seems to be to make college courses challenging but not threatening.
Many stress models emphasize a “mismatch” between the individual and his or her environment. Both too little and too much stress inhibits learning. Stress is difficult to define because individuals react to it very differently, and a situation that is stressful for
one person may not be for another. Further, stressed individuals vary widely in the effectiveness of their coping. Some college students, when stressed by academic demands, use ineffective mechanisms for coping. They may use “defense avoidance”, for example, avoiding studying and putting off writing assignments. Teachers can help such students develop more effective mechanisms for coping through “stress inoculation”-managing their courses so that students have more information about what to expect, giving feedback on their progress, and providing a degree of control over course activities. (Whiteman, 1998).
Feedback is information about current performance that can be used to improve future performance.

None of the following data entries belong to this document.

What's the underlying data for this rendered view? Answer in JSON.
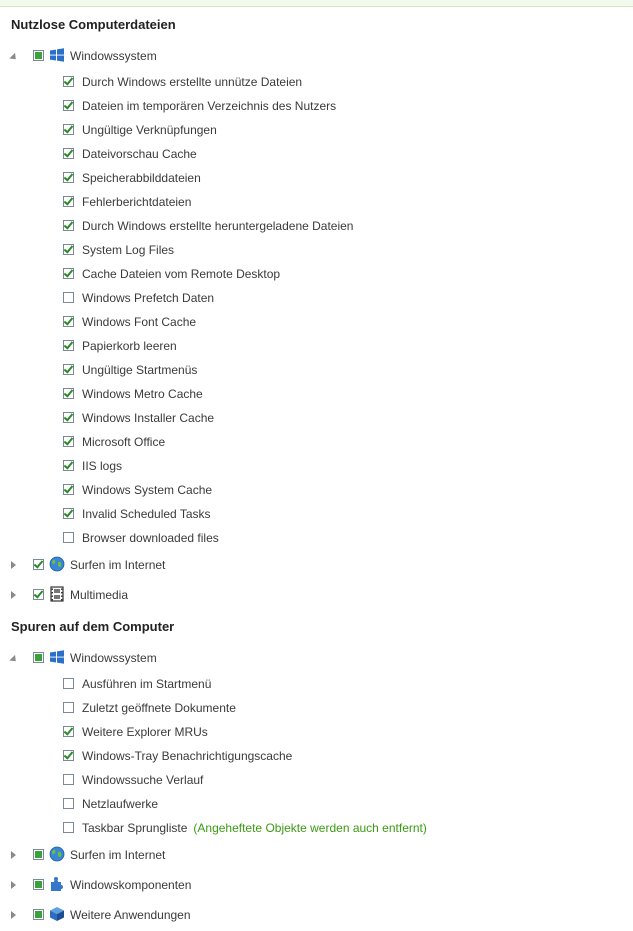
{
  "colors": {
    "accent_green": "#3b9a12",
    "checkbox_border": "#7c8a97"
  },
  "sections": [
    {
      "title": "Nutzlose Computerdateien",
      "groups": [
        {
          "label": "Windowssystem",
          "icon": "windows-logo-icon",
          "expanded": true,
          "state": "partial",
          "items": [
            {
              "label": "Durch Windows erstellte unnütze Dateien",
              "checked": true
            },
            {
              "label": "Dateien im temporären Verzeichnis des Nutzers",
              "checked": true
            },
            {
              "label": "Ungültige Verknüpfungen",
              "checked": true
            },
            {
              "label": "Dateivorschau Cache",
              "checked": true
            },
            {
              "label": "Speicherabbilddateien",
              "checked": true
            },
            {
              "label": "Fehlerberichtdateien",
              "checked": true
            },
            {
              "label": "Durch Windows erstellte heruntergeladene Dateien",
              "checked": true
            },
            {
              "label": "System Log Files",
              "checked": true
            },
            {
              "label": "Cache Dateien vom Remote Desktop",
              "checked": true
            },
            {
              "label": "Windows Prefetch Daten",
              "checked": false
            },
            {
              "label": "Windows Font Cache",
              "checked": true
            },
            {
              "label": "Papierkorb leeren",
              "checked": true
            },
            {
              "label": "Ungültige Startmenüs",
              "checked": true
            },
            {
              "label": "Windows Metro Cache",
              "checked": true
            },
            {
              "label": "Windows Installer Cache",
              "checked": true
            },
            {
              "label": "Microsoft Office",
              "checked": true
            },
            {
              "label": "IIS logs",
              "checked": true
            },
            {
              "label": "Windows System Cache",
              "checked": true
            },
            {
              "label": "Invalid Scheduled Tasks",
              "checked": true
            },
            {
              "label": "Browser downloaded files",
              "checked": false
            }
          ]
        },
        {
          "label": "Surfen im Internet",
          "icon": "globe-icon",
          "expanded": false,
          "state": "checked"
        },
        {
          "label": "Multimedia",
          "icon": "film-icon",
          "expanded": false,
          "state": "checked"
        }
      ]
    },
    {
      "title": "Spuren auf dem Computer",
      "groups": [
        {
          "label": "Windowssystem",
          "icon": "windows-logo-icon",
          "expanded": true,
          "state": "partial",
          "items": [
            {
              "label": "Ausführen im Startmenü",
              "checked": false
            },
            {
              "label": "Zuletzt geöffnete Dokumente",
              "checked": false
            },
            {
              "label": "Weitere Explorer MRUs",
              "checked": true
            },
            {
              "label": "Windows-Tray Benachrichtigungscache",
              "checked": true
            },
            {
              "label": "Windowssuche Verlauf",
              "checked": false
            },
            {
              "label": "Netzlaufwerke",
              "checked": false
            },
            {
              "label": "Taskbar Sprungliste",
              "checked": false,
              "note": "(Angeheftete Objekte werden auch entfernt)"
            }
          ]
        },
        {
          "label": "Surfen im Internet",
          "icon": "globe-icon",
          "expanded": false,
          "state": "partial"
        },
        {
          "label": "Windowskomponenten",
          "icon": "puzzle-icon",
          "expanded": false,
          "state": "partial"
        },
        {
          "label": "Weitere Anwendungen",
          "icon": "box-icon",
          "expanded": false,
          "state": "partial"
        }
      ]
    }
  ]
}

When given properly, feedback can encourage positive stress that motivates students to action and can discourage the negative stress that inhibits action. Teachers can take specific steps to give effective feedback: (1) helping students know
where they stand, (2) setting up ‘learning hoops”, (3) providing written comments on students work, (4) testing often enough, and (5) arranging personal meetings to discuss students’ work. Having a personal sense of control is an important factor in reducing stress. When students do not know what to expect in their courses, they feel out of

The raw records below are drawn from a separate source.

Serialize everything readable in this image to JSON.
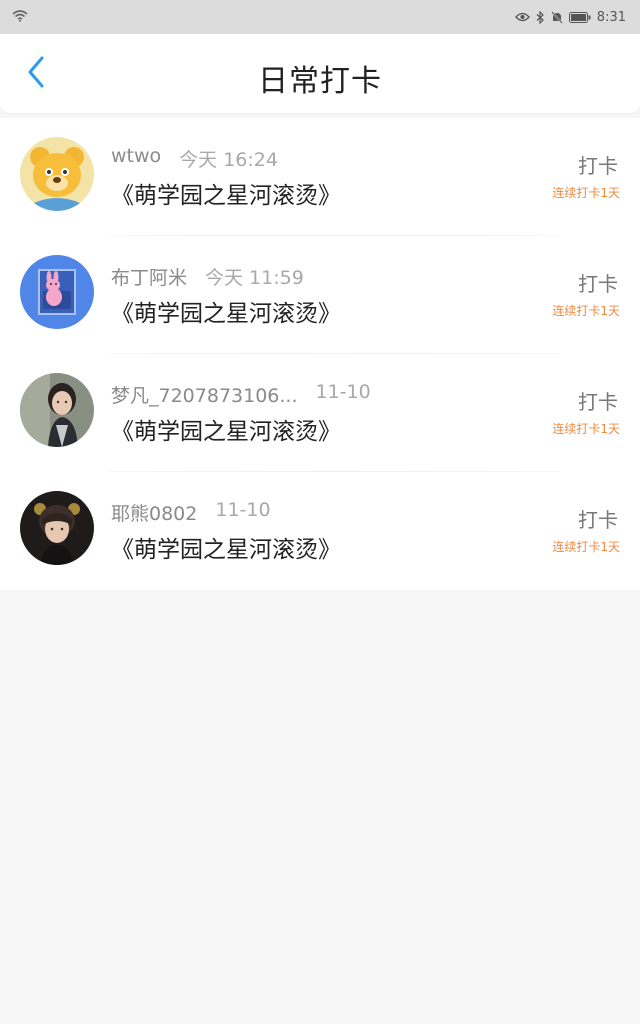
{
  "status_bar": {
    "time": "8:31"
  },
  "header": {
    "title": "日常打卡"
  },
  "records": [
    {
      "username": "wtwo",
      "time": "今天 16:24",
      "book": "《萌学园之星河滚烫》",
      "action": "打卡",
      "streak": "连续打卡1天",
      "avatar": "bear-avatar"
    },
    {
      "username": "布丁阿米",
      "time": "今天 11:59",
      "book": "《萌学园之星河滚烫》",
      "action": "打卡",
      "streak": "连续打卡1天",
      "avatar": "bunny-avatar"
    },
    {
      "username": "梦凡_7207873106...",
      "time": "11-10",
      "book": "《萌学园之星河滚烫》",
      "action": "打卡",
      "streak": "连续打卡1天",
      "avatar": "girl-avatar"
    },
    {
      "username": "耶熊0802",
      "time": "11-10",
      "book": "《萌学园之星河滚烫》",
      "action": "打卡",
      "streak": "连续打卡1天",
      "avatar": "boy-avatar"
    }
  ],
  "colors": {
    "accent": "#2e9bef",
    "streak": "#f08a3e",
    "background": "#f7f6f6"
  }
}
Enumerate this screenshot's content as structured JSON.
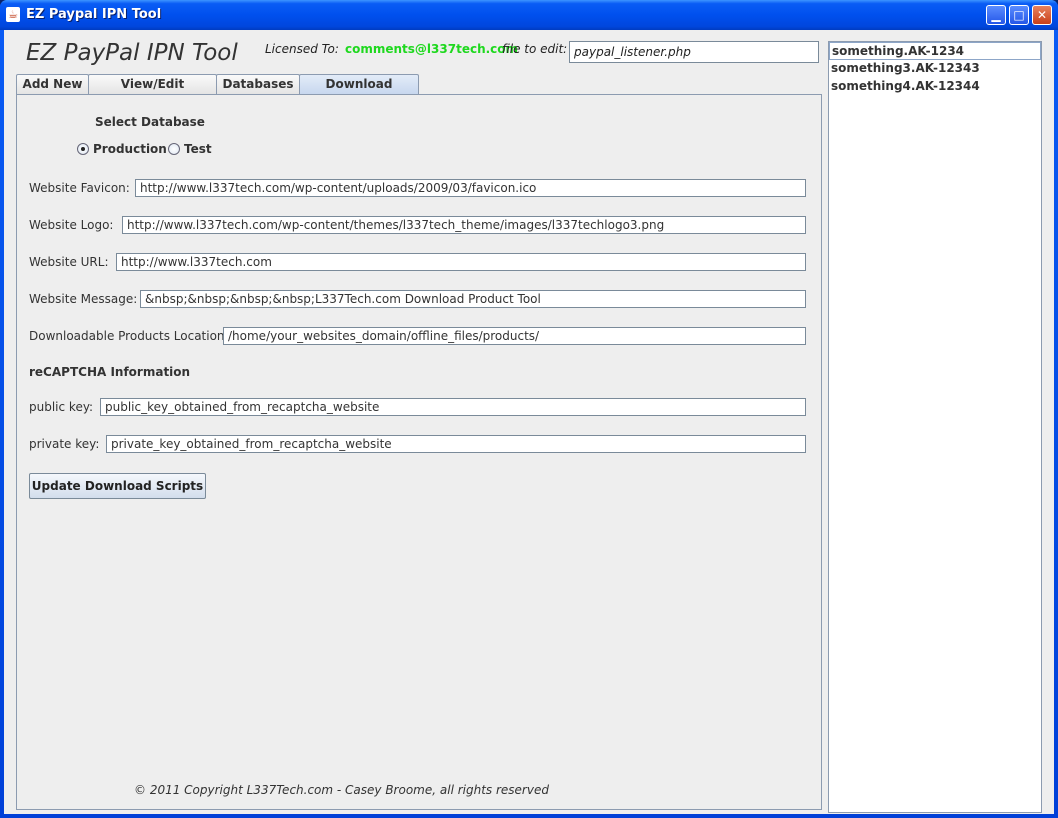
{
  "window": {
    "title": "EZ Paypal IPN Tool",
    "icon": "java-coffee-icon",
    "controls": {
      "minimize": "minimize-icon",
      "maximize": "maximize-icon",
      "close": "close-icon"
    }
  },
  "header": {
    "app_title": "EZ PayPal IPN Tool",
    "licensed_label": "Licensed To:",
    "licensed_email": "comments@l337tech.com",
    "file_label": "file to edit:",
    "file_value": "paypal_listener.php"
  },
  "tabs": [
    {
      "label": "Add New"
    },
    {
      "label": "View/Edit Exsisting"
    },
    {
      "label": "Databases"
    },
    {
      "label": "Download Scripts"
    }
  ],
  "active_tab": "Download Scripts",
  "form": {
    "select_db_title": "Select Database",
    "db_options": [
      {
        "label": "Production",
        "selected": true
      },
      {
        "label": "Test",
        "selected": false
      }
    ],
    "favicon_label": "Website Favicon:",
    "favicon_value": "http://www.l337tech.com/wp-content/uploads/2009/03/favicon.ico",
    "logo_label": "Website Logo:",
    "logo_value": "http://www.l337tech.com/wp-content/themes/l337tech_theme/images/l337techlogo3.png",
    "url_label": "Website URL:",
    "url_value": "http://www.l337tech.com",
    "message_label": "Website Message:",
    "message_value": "&nbsp;&nbsp;&nbsp;&nbsp;L337Tech.com Download Product Tool",
    "location_label": "Downloadable Products Location:",
    "location_value": "/home/your_websites_domain/offline_files/products/",
    "recaptcha_title": "reCAPTCHA Information",
    "public_key_label": "public key:",
    "public_key_value": "public_key_obtained_from_recaptcha_website",
    "private_key_label": "private key:",
    "private_key_value": "private_key_obtained_from_recaptcha_website",
    "update_button": "Update Download Scripts"
  },
  "footer": {
    "copyright": "© 2011 Copyright L337Tech.com - Casey Broome, all rights reserved"
  },
  "sidebar_list": {
    "items": [
      "something.AK-1234",
      "something3.AK-12343",
      "something4.AK-12344"
    ],
    "selected_index": 0
  },
  "colors": {
    "email_green": "#1ed81e",
    "titlebar_blue": "#0050ee",
    "active_tab": "#c6d6ee"
  }
}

control. Teachers can help students have a greater sense of control by using requests rather than commands, giving students choices in course requirements, explaining assignments so students know their purpose, involving students in the design of examinations, and soliciting and using feedback from students to improve courses and teaching. College teachers who can effectively use feedback and control in their classroom to create a climate ripe for learning. Students are relaxed but motivated to

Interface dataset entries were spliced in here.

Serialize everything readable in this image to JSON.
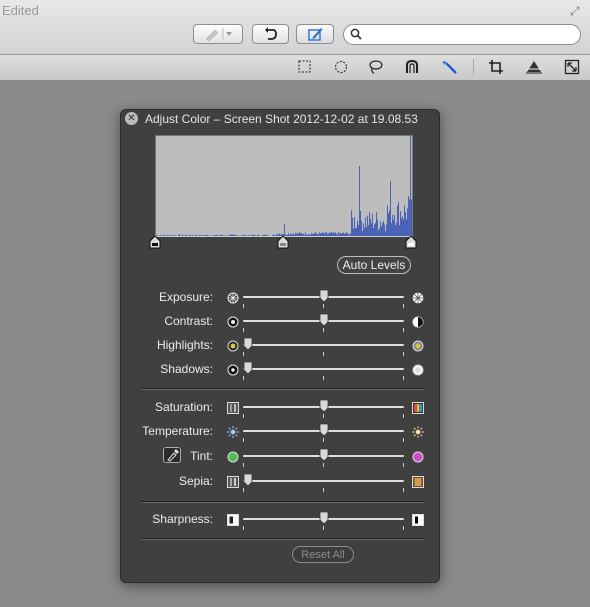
{
  "window": {
    "title": "Edited"
  },
  "search": {
    "placeholder": "",
    "value": ""
  },
  "panel": {
    "title": "Adjust Color – Screen Shot 2012-12-02 at 19.08.53",
    "auto_levels": "Auto Levels",
    "reset_all": "Reset All",
    "rows": [
      {
        "label": "Exposure:",
        "left_icon": "exposure-low-icon",
        "right_icon": "exposure-high-icon",
        "value": 0.5
      },
      {
        "label": "Contrast:",
        "left_icon": "contrast-low-icon",
        "right_icon": "contrast-high-icon",
        "value": 0.5
      },
      {
        "label": "Highlights:",
        "left_icon": "highlights-low-icon",
        "right_icon": "highlights-high-icon",
        "value": 0.0
      },
      {
        "label": "Shadows:",
        "left_icon": "shadows-low-icon",
        "right_icon": "shadows-high-icon",
        "value": 0.0
      },
      {
        "label": "Saturation:",
        "left_icon": "saturation-low-icon",
        "right_icon": "saturation-high-icon",
        "value": 0.5
      },
      {
        "label": "Temperature:",
        "left_icon": "temperature-cool-icon",
        "right_icon": "temperature-warm-icon",
        "value": 0.5
      },
      {
        "label": "Tint:",
        "left_icon": "tint-green-icon",
        "right_icon": "tint-magenta-icon",
        "value": 0.5
      },
      {
        "label": "Sepia:",
        "left_icon": "sepia-low-icon",
        "right_icon": "sepia-high-icon",
        "value": 0.0
      },
      {
        "label": "Sharpness:",
        "left_icon": "sharpness-low-icon",
        "right_icon": "sharpness-high-icon",
        "value": 0.5
      }
    ],
    "levels": {
      "black": 0.0,
      "mid": 0.5,
      "white": 1.0
    }
  },
  "colors": {
    "panel_bg": "#3c3c3c",
    "histogram_blue": "#4a63b5",
    "histogram_bg": "#bdbdbd"
  }
}
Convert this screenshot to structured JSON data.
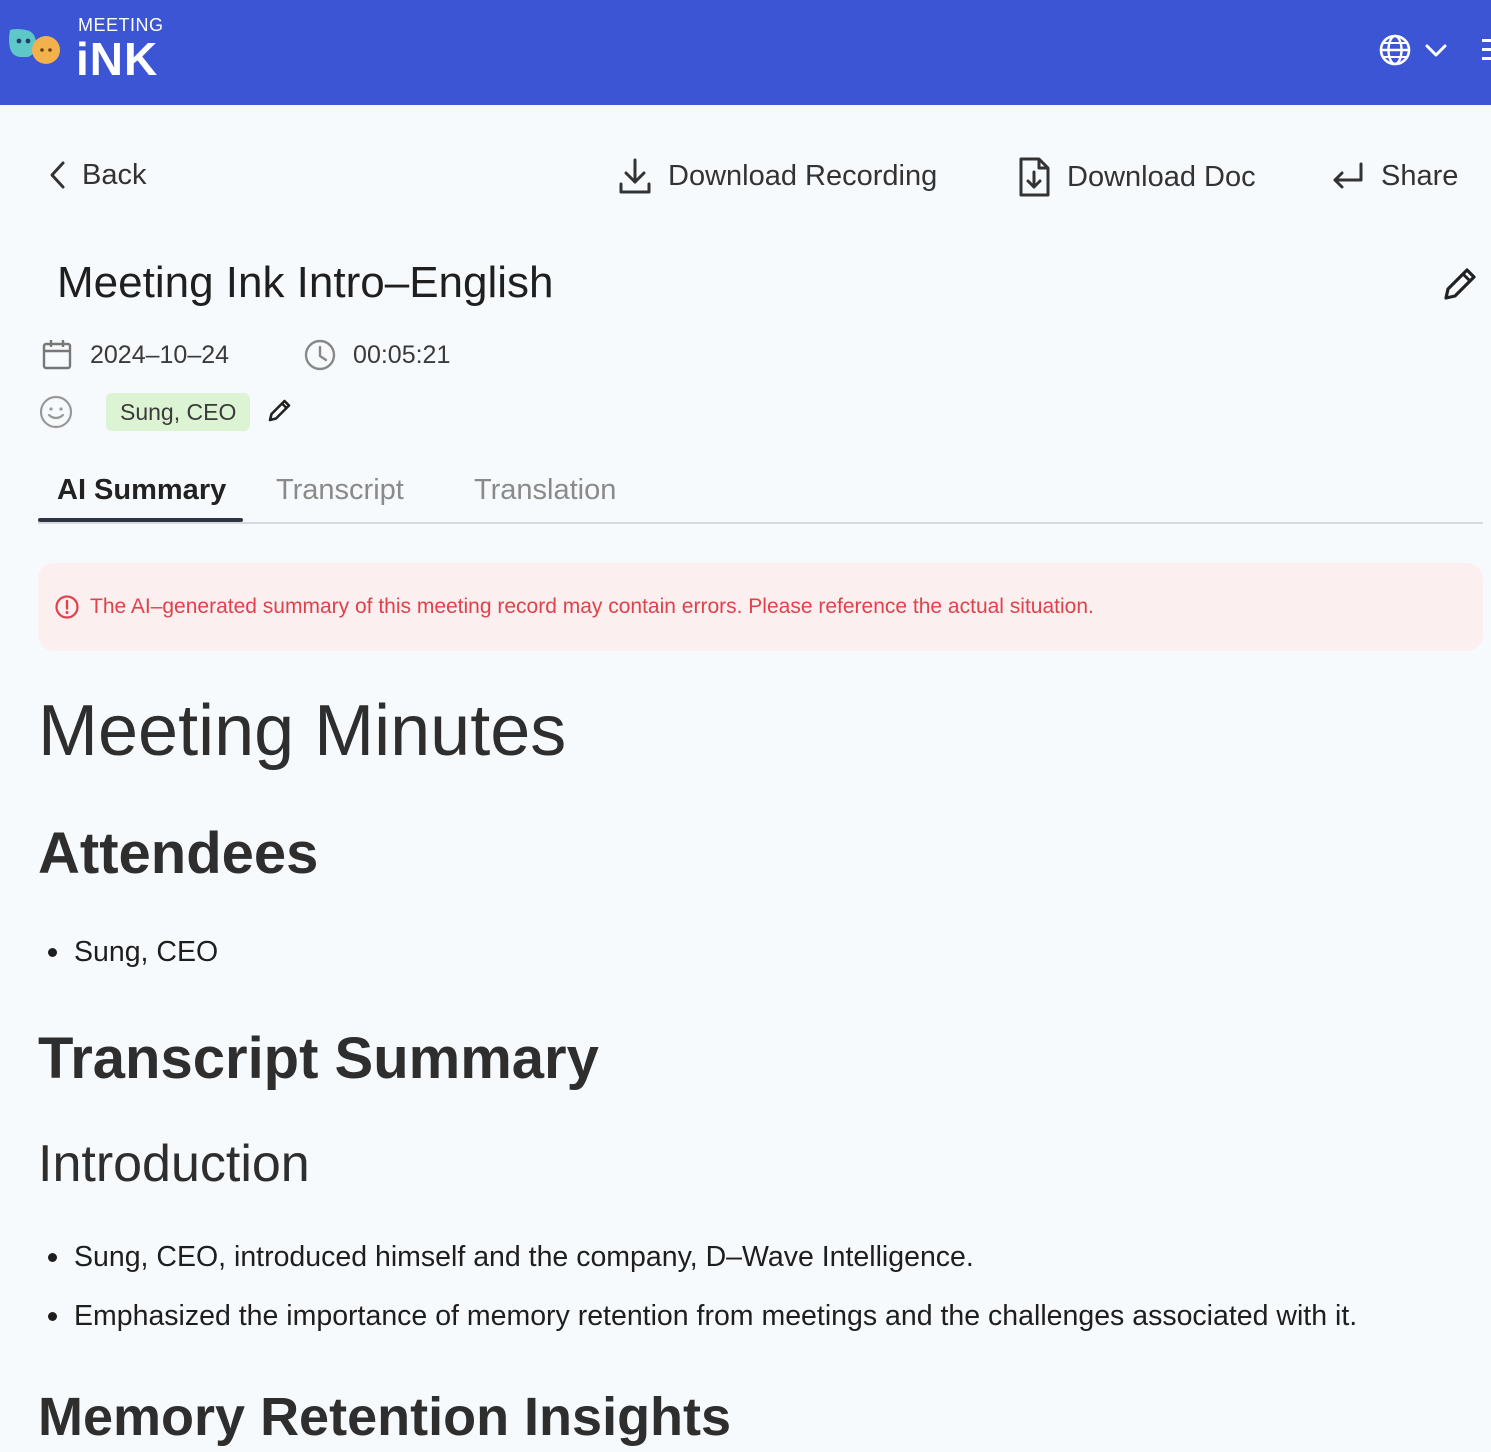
{
  "brand": {
    "top_text": "MEETING",
    "main_text": "iNK",
    "color": "#3b55d4"
  },
  "header": {
    "language_icon": "globe-icon",
    "menu_icon": "hamburger-icon"
  },
  "actions": {
    "back": "Back",
    "download_recording": "Download Recording",
    "download_doc": "Download Doc",
    "share": "Share"
  },
  "meeting": {
    "title": "Meeting Ink Intro–English",
    "date": "2024–10–24",
    "duration": "00:05:21",
    "speaker_tag": "Sung, CEO"
  },
  "tabs": [
    {
      "label": "AI Summary",
      "active": true
    },
    {
      "label": "Transcript",
      "active": false
    },
    {
      "label": "Translation",
      "active": false
    }
  ],
  "warning": {
    "text": "The AI–generated summary of this meeting record may contain errors. Please reference the actual situation.",
    "color": "#e0424b"
  },
  "summary": {
    "h1": "Meeting Minutes",
    "attendees_heading": "Attendees",
    "attendees": [
      "Sung, CEO"
    ],
    "transcript_summary_heading": "Transcript Summary",
    "introduction_heading": "Introduction",
    "introduction_points": [
      "Sung, CEO, introduced himself and the company, D–Wave Intelligence.",
      "Emphasized the importance of memory retention from meetings and the challenges associated with it."
    ],
    "memory_heading": "Memory Retention Insights"
  }
}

learn when they have an instructor who provides direction and feedback and who is willing to accept it in return. (Gaff, 1998).
Studies of college teaching support the view that the frequency and quality of teachers’ contact with students, inside and outside the classroom, affect students involvement in there own learning. Positive teacher-student relations have been linked to students’ satisfaction with college, their educational aspirations, and their academic achievement. And when students perceive their teachers as partners in the educational process, they are more likely to take on new and difficult tasks. To improve their relationships with students and enhance students’ learning, teachers can provide structure at the onset of a course, encourage class participation, get to know students by name, mobilize student tutors and study groups, use appropriate humor and persona stories be “professionally intimate,” be accessible outside class, develop advising skills and be open
to the role of mentor. In general students feel less stress and cope more effectively with stress if they feel they belong to the academic community. Faculty can play a key role in
introducing and welcoming students to that community. (Ericksen, 1984).
While teachers are not therapists, they can be helpful to stressed students. By demonstrating friendly attributes, teachers can become aware when students are stressed and help them cope more effectively.